Website and app data records
● ● ● ● ●

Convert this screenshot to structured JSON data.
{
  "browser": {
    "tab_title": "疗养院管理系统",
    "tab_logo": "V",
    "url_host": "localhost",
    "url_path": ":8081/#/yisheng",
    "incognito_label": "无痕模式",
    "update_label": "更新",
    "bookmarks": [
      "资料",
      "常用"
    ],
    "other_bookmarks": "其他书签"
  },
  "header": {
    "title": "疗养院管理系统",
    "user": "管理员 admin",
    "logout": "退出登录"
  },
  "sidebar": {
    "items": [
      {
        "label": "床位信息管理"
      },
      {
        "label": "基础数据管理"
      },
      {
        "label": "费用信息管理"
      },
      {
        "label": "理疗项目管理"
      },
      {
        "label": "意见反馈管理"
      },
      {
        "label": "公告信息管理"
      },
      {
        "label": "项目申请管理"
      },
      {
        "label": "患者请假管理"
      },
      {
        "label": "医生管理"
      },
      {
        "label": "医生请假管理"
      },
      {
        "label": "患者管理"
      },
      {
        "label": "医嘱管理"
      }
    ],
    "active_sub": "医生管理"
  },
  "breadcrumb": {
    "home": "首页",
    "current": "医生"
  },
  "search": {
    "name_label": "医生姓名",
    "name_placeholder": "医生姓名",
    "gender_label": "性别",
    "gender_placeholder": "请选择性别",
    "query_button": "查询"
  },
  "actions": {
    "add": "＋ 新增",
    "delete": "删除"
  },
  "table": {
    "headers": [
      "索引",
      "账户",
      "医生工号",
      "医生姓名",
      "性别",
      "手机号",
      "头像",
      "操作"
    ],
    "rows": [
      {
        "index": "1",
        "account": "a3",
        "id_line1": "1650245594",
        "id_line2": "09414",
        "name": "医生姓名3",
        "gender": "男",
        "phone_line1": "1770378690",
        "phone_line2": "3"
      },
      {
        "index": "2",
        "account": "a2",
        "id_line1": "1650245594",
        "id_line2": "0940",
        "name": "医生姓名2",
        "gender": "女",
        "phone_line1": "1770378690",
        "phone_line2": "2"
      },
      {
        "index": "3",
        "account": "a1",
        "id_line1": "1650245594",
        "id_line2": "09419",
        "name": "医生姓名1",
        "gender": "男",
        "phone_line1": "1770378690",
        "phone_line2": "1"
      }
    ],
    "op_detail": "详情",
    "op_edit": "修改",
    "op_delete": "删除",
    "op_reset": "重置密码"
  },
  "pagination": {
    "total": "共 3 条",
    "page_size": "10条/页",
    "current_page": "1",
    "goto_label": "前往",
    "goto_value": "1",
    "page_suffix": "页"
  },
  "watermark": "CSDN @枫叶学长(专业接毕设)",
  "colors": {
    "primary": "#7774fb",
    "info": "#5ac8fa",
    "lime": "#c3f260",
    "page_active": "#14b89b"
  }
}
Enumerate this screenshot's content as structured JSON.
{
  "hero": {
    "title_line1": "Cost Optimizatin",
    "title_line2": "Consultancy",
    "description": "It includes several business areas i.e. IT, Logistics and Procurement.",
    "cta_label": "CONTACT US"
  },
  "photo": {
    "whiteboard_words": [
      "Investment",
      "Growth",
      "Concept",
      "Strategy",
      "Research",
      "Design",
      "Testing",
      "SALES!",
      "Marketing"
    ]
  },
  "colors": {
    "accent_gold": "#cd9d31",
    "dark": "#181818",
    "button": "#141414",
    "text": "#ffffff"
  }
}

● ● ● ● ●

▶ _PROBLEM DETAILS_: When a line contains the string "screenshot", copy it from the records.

▶ _ANSWER BOX_:
Convert this screenshot to structured JSON data.
Enumerate this screenshot's content as structured JSON.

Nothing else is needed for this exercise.